    3. Data exploration
    4. Data synthesis
    5. Data manipulation (compute, if, select etc.)

Practical course 3: Writing and Presentation skills

  1. Scientific writing
    1. Structure
    2. Editing
    3. Preparation of figures and tables
  2. Graphing data
    1. Graphics packages
  3. PowerPoint
    1. Great features to use in Powerpoint
    2. Misuse of Powerpoint
  4. The process and requirements of scientific publishing
    1. Peer review
    2. Refereeing
  5. Writing for a non-scientific audience
    1. Popular journalism
    2. Press releases
    3. Report writing
  6. Seminar presentation
    1. Speed and delivery styles
    2. Dealing with questions

Course Textbooks

The course follows these text books:

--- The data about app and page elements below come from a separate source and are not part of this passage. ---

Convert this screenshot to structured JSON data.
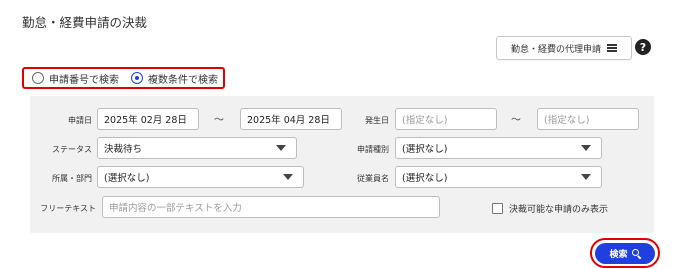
{
  "page": {
    "title": "勤怠・経費申請の決裁"
  },
  "proxy_button": {
    "label": "勤怠・経費の代理申請",
    "icon": "menu-icon"
  },
  "help": {
    "icon": "help-icon",
    "glyph": "?"
  },
  "search_mode": {
    "options": [
      {
        "label": "申請番号で検索",
        "selected": false
      },
      {
        "label": "複数条件で検索",
        "selected": true
      }
    ]
  },
  "form": {
    "application_date": {
      "label": "申請日",
      "from": "2025年 02月 28日",
      "separator": "〜",
      "to": "2025年 04月 28日"
    },
    "occurrence_date": {
      "label": "発生日",
      "from_placeholder": "(指定なし)",
      "separator": "〜",
      "to_placeholder": "(指定なし)"
    },
    "status": {
      "label": "ステータス",
      "value": "決裁待ち"
    },
    "application_type": {
      "label": "申請種別",
      "value": "(選択なし)"
    },
    "department": {
      "label": "所属・部門",
      "value": "(選択なし)"
    },
    "employee_name": {
      "label": "従業員名",
      "value": "(選択なし)"
    },
    "free_text": {
      "label": "フリーテキスト",
      "placeholder": "申請内容の一部テキストを入力",
      "value": ""
    },
    "approvable_only": {
      "label": "決裁可能な申請のみ表示",
      "checked": false
    }
  },
  "search_button": {
    "label": "検索",
    "icon": "search-icon"
  },
  "colors": {
    "accent": "#1f3fe0",
    "highlight": "#e00000",
    "panel_bg": "#f1f1f1"
  }
}
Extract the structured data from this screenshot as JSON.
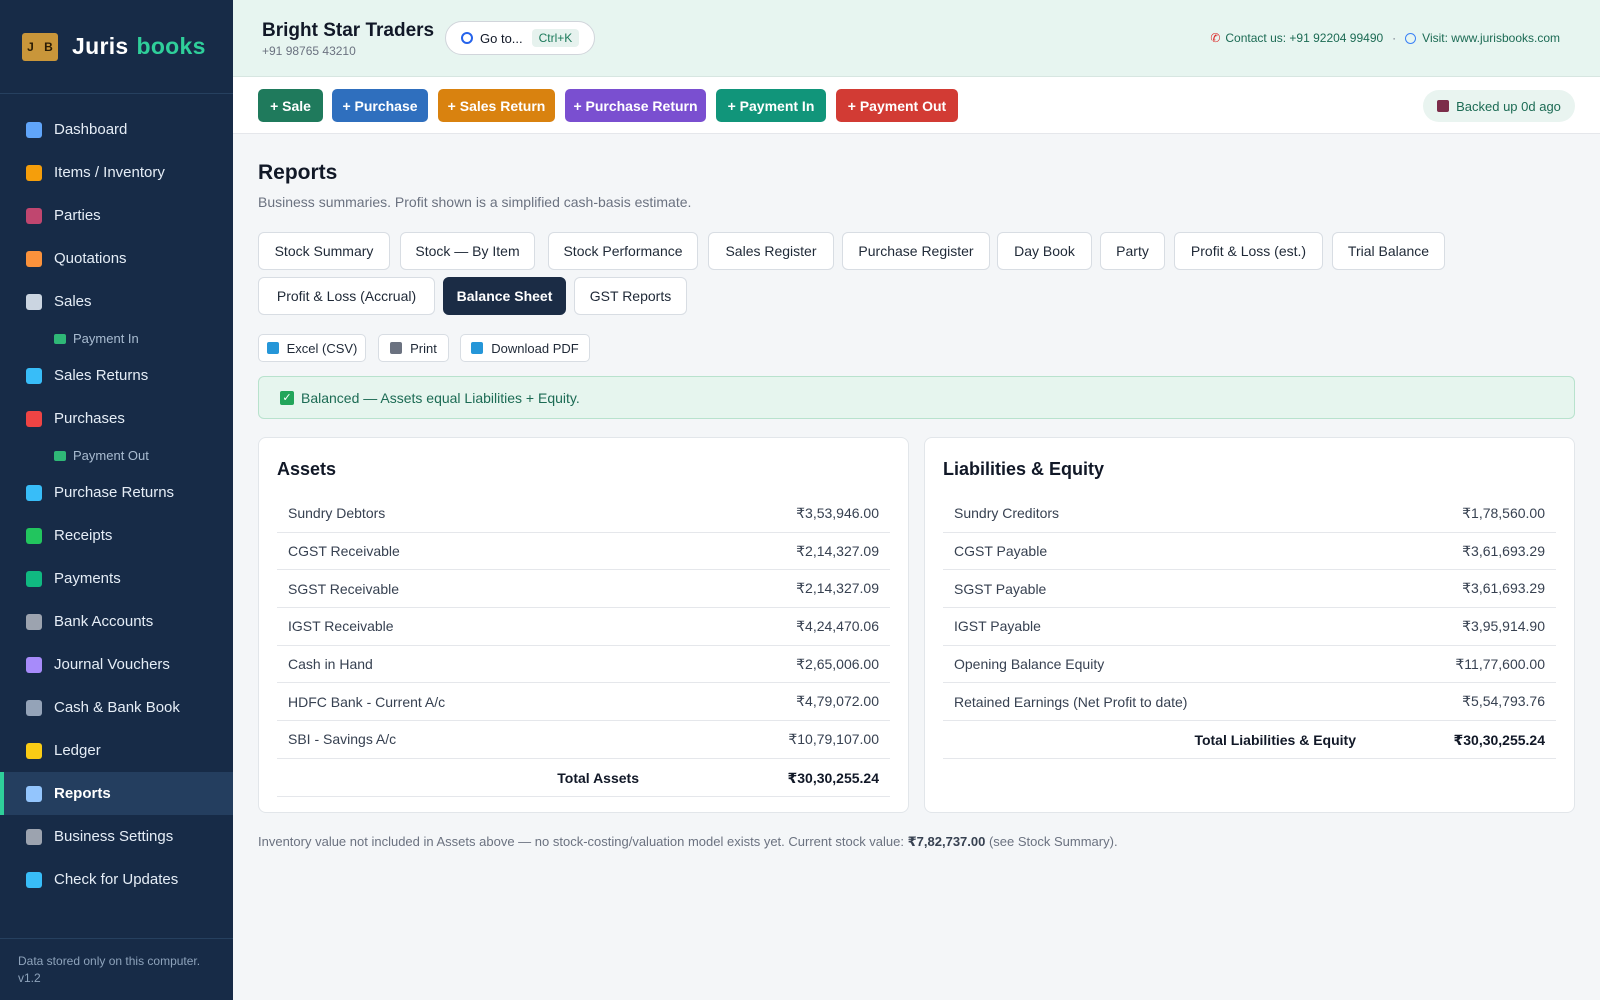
{
  "brand": {
    "logo": [
      "J",
      "B"
    ],
    "word1": "Juris",
    "word2": "books"
  },
  "sidebar": {
    "items": [
      {
        "label": "Dashboard",
        "color": "#60a5fa"
      },
      {
        "label": "Items / Inventory",
        "color": "#f59e0b"
      },
      {
        "label": "Parties",
        "color": "#c0466f"
      },
      {
        "label": "Quotations",
        "color": "#fb923c"
      },
      {
        "label": "Sales",
        "color": "#cbd5e1"
      },
      {
        "label": "Payment In",
        "sub": true
      },
      {
        "label": "Sales Returns",
        "color": "#38bdf8"
      },
      {
        "label": "Purchases",
        "color": "#ef4444"
      },
      {
        "label": "Payment Out",
        "sub": true
      },
      {
        "label": "Purchase Returns",
        "color": "#38bdf8"
      },
      {
        "label": "Receipts",
        "color": "#22c55e"
      },
      {
        "label": "Payments",
        "color": "#10b981"
      },
      {
        "label": "Bank Accounts",
        "color": "#9ca3af"
      },
      {
        "label": "Journal Vouchers",
        "color": "#a78bfa"
      },
      {
        "label": "Cash & Bank Book",
        "color": "#94a3b8"
      },
      {
        "label": "Ledger",
        "color": "#facc15"
      },
      {
        "label": "Reports",
        "color": "#93c5fd",
        "active": true
      },
      {
        "label": "Business Settings",
        "color": "#9ca3af"
      },
      {
        "label": "Check for Updates",
        "color": "#38bdf8"
      }
    ],
    "footer_line1": "Data stored only on this computer.",
    "footer_line2": "v1.2"
  },
  "header": {
    "business_name": "Bright Star Traders",
    "business_phone": "+91 98765 43210",
    "goto_label": "Go to...",
    "goto_shortcut": "Ctrl+K",
    "contact": "Contact us: +91 92204 99490",
    "separator": "·",
    "visit": "Visit: www.jurisbooks.com"
  },
  "toolbar": {
    "buttons": [
      {
        "label": "+ Sale",
        "color": "#1f7a5c"
      },
      {
        "label": "+ Purchase",
        "color": "#2f6fbe"
      },
      {
        "label": "+ Sales Return",
        "color": "#d9820f"
      },
      {
        "label": "+ Purchase Return",
        "color": "#7a4fd0"
      },
      {
        "label": "+ Payment In",
        "color": "#11957a"
      },
      {
        "label": "+ Payment Out",
        "color": "#d23b34"
      }
    ],
    "backup_status": "Backed up 0d ago"
  },
  "reports": {
    "title": "Reports",
    "subtitle": "Business summaries. Profit shown is a simplified cash-basis estimate.",
    "tabs": [
      "Stock Summary",
      "Stock — By Item",
      "Stock Performance",
      "Sales Register",
      "Purchase Register",
      "Day Book",
      "Party",
      "Profit & Loss (est.)",
      "Trial Balance",
      "Profit & Loss (Accrual)",
      "Balance Sheet",
      "GST Reports"
    ],
    "active_tab": "Balance Sheet",
    "exports": [
      "Excel (CSV)",
      "Print",
      "Download PDF"
    ],
    "balanced_message": "Balanced — Assets equal Liabilities + Equity.",
    "assets": {
      "title": "Assets",
      "rows": [
        {
          "label": "Sundry Debtors",
          "amount": "₹3,53,946.00"
        },
        {
          "label": "CGST Receivable",
          "amount": "₹2,14,327.09"
        },
        {
          "label": "SGST Receivable",
          "amount": "₹2,14,327.09"
        },
        {
          "label": "IGST Receivable",
          "amount": "₹4,24,470.06"
        },
        {
          "label": "Cash in Hand",
          "amount": "₹2,65,006.00"
        },
        {
          "label": "HDFC Bank - Current A/c",
          "amount": "₹4,79,072.00"
        },
        {
          "label": "SBI - Savings A/c",
          "amount": "₹10,79,107.00"
        }
      ],
      "total_label": "Total Assets",
      "total_amount": "₹30,30,255.24"
    },
    "liabilities": {
      "title": "Liabilities & Equity",
      "rows": [
        {
          "label": "Sundry Creditors",
          "amount": "₹1,78,560.00"
        },
        {
          "label": "CGST Payable",
          "amount": "₹3,61,693.29"
        },
        {
          "label": "SGST Payable",
          "amount": "₹3,61,693.29"
        },
        {
          "label": "IGST Payable",
          "amount": "₹3,95,914.90"
        },
        {
          "label": "Opening Balance Equity",
          "amount": "₹11,77,600.00"
        },
        {
          "label": "Retained Earnings (Net Profit to date)",
          "amount": "₹5,54,793.76"
        }
      ],
      "total_label": "Total Liabilities & Equity",
      "total_amount": "₹30,30,255.24"
    },
    "note_prefix": "Inventory value not included in Assets above — no stock-costing/valuation model exists yet. Current stock value: ",
    "note_value": "₹7,82,737.00",
    "note_suffix": " (see Stock Summary)."
  }
}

  1. Evolutionary genetics John Maynard Smith
  2. An introduction to molecular ecology Trevor Beebe & Graham Rowe
  3. Evolutionary ecology of birds Peter Bennett and Ian Owens
  4. Ecology: From Individuals to Ecosystems Begon, Townsend & Harper
  5. Behavioural Ecology: An evolutionary approach 4th Edition John Krebs & Nick Davies
  6. Behavioural Ecology Danchin, Giraldeau & Cezilly
  7. Conservation Science & Action William Sutherland
  8. Essentials of conservation biology Richard Primack 4th Edition
  9. Conservation education and outreach techniques Jacobson, McDuff & Monroe
  10. Conservation: Linking ecology, economics and culture Borgerhoff Mulder & Coppolillo
  11. The conservation handbook: research, management and policy William Sutherland
  12. Ecological census techniques: A handbook William Sutherland
  13. Bird Census techniques Colin Bibby et al.
  14. Bird ecology and conservation William Sutherland, Ian Newton & Rhys Green
  15. Modern statistics for the life sciences Alan Grafen & Rosie Hails
  16. Statistics: An introduction using R Michael J. Crawley